**Task objective**
The response should hold each line from the entries below where "Appearance" is found.

Records shown Block Start

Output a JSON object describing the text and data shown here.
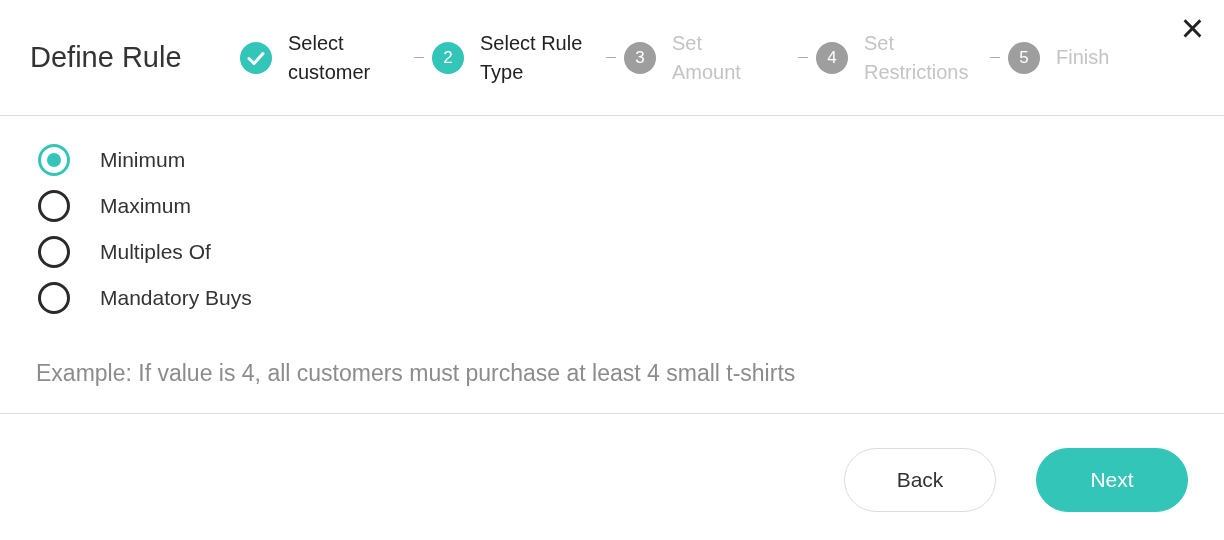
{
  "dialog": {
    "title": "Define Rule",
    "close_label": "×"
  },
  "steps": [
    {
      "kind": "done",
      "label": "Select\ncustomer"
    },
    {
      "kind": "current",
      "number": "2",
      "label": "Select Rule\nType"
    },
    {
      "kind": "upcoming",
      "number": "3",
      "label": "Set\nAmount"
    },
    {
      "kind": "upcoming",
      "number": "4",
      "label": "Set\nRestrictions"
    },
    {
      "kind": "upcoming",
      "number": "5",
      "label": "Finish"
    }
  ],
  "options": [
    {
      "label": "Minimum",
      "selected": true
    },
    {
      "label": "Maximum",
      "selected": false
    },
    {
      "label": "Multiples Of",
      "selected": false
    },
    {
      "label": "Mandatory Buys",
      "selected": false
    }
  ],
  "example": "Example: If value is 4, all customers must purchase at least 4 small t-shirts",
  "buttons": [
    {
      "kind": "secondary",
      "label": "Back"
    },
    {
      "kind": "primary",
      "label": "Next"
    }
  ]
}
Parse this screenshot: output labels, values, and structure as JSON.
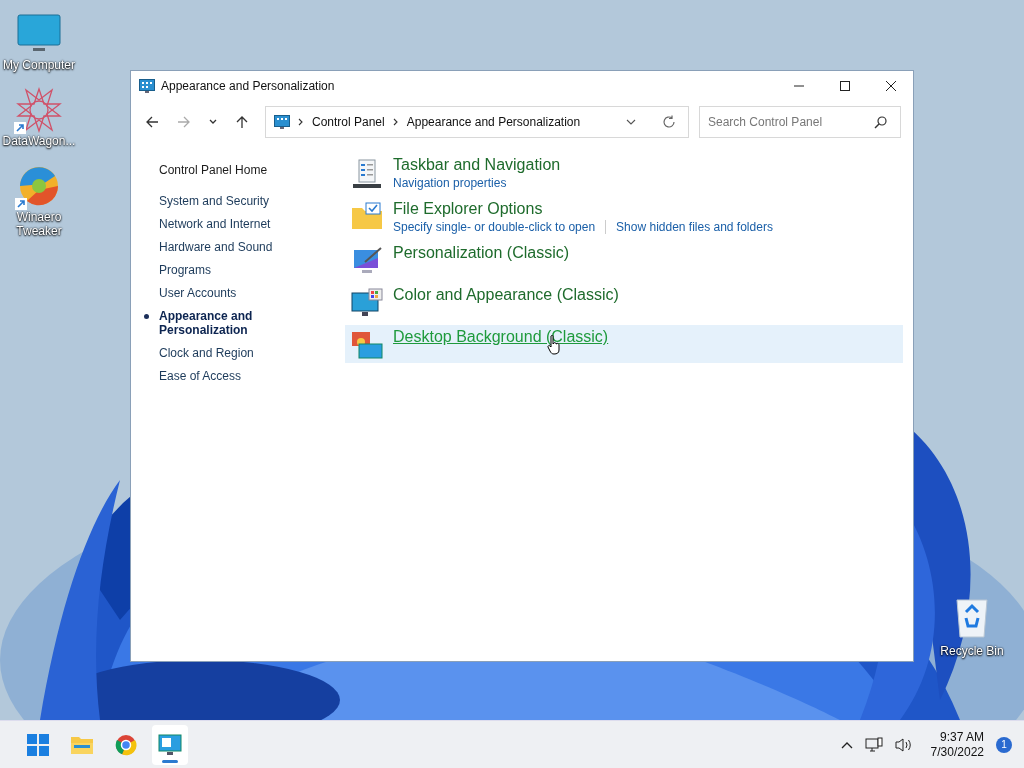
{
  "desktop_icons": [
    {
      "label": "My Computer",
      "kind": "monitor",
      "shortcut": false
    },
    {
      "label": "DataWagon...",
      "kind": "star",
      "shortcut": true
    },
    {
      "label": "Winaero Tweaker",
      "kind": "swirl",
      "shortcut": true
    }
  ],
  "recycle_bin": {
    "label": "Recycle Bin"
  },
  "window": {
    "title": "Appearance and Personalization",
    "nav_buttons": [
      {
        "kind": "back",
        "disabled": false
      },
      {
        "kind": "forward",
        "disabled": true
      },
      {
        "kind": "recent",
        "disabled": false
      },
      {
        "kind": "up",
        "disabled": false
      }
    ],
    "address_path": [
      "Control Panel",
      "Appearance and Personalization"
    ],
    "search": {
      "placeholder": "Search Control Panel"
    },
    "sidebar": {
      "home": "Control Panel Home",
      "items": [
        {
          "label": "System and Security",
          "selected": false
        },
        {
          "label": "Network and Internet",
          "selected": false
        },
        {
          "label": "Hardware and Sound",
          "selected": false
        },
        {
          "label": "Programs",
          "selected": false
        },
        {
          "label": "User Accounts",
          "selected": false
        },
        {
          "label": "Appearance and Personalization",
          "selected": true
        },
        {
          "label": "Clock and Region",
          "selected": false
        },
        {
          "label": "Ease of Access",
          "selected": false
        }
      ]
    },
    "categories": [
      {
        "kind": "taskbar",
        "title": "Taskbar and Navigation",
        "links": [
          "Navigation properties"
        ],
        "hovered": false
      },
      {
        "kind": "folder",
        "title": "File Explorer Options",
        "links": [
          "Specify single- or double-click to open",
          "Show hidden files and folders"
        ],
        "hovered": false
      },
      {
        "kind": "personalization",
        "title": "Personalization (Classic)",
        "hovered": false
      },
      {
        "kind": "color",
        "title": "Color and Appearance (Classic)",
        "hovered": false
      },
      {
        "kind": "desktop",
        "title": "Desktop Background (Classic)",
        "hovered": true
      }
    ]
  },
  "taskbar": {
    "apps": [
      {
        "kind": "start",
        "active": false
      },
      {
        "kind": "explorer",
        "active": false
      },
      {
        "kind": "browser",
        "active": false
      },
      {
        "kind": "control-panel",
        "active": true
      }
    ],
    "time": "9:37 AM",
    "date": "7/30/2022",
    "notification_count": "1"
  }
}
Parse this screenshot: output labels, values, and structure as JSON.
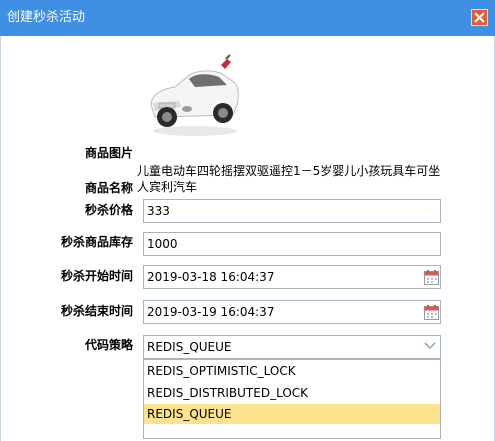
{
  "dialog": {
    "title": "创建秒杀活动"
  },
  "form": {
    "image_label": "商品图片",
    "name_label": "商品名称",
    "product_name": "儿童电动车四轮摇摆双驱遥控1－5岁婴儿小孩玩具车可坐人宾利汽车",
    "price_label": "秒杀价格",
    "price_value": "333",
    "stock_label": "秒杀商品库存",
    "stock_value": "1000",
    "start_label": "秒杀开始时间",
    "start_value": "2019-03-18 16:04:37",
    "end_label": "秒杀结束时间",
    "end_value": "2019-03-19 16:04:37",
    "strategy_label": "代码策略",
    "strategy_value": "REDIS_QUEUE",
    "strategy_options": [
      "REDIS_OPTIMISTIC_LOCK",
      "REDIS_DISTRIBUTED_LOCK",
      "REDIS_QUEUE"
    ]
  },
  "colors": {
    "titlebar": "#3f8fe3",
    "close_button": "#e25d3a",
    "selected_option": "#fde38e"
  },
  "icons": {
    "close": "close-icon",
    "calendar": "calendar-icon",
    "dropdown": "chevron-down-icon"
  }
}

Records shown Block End
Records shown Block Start

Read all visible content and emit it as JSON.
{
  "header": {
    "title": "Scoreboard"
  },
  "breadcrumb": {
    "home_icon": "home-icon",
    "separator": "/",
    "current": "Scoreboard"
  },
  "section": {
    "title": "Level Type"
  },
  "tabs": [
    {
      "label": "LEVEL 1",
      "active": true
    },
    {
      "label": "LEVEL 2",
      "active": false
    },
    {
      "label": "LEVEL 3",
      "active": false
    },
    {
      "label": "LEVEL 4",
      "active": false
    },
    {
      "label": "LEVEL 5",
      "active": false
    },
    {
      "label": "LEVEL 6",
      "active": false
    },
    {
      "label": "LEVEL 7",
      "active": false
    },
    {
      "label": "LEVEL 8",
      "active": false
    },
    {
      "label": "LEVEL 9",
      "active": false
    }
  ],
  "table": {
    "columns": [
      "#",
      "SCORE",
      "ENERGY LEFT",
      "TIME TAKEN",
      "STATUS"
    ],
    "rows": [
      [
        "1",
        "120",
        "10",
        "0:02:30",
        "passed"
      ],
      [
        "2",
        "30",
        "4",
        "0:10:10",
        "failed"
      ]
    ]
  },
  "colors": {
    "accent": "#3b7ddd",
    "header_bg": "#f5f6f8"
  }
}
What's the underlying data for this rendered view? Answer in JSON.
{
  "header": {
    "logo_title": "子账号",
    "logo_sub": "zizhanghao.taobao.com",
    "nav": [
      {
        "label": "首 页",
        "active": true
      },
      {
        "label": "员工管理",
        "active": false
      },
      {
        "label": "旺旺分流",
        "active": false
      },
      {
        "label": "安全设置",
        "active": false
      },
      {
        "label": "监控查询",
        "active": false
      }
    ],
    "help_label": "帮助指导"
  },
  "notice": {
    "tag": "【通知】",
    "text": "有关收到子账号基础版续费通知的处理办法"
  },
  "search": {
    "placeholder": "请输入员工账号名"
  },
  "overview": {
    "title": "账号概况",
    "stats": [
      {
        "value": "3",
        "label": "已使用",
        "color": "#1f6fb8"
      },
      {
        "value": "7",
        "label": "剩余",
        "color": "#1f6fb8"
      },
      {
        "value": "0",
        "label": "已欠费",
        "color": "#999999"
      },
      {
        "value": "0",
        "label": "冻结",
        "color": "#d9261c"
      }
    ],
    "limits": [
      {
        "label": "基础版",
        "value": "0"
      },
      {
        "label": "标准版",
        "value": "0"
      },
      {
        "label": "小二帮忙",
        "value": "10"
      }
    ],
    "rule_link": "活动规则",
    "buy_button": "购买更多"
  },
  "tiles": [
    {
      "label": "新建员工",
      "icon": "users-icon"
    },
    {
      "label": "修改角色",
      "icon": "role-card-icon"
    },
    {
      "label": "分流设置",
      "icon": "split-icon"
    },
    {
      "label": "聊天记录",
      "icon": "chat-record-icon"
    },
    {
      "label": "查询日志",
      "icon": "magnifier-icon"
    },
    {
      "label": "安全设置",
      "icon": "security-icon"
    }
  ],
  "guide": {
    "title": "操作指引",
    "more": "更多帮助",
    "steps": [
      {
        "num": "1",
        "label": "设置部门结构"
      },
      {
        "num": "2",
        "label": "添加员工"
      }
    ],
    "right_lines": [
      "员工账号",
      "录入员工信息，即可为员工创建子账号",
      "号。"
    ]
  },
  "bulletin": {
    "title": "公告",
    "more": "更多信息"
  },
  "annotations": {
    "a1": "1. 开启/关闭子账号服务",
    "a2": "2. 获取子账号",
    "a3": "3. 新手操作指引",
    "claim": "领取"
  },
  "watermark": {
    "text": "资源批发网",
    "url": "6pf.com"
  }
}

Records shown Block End

**Result**
    "title": "Appearance and Personalization",
      "Appearance and Personalization"
          "label": "Appearance and Personalization",
        "title": "Color and Appearance (Classic)",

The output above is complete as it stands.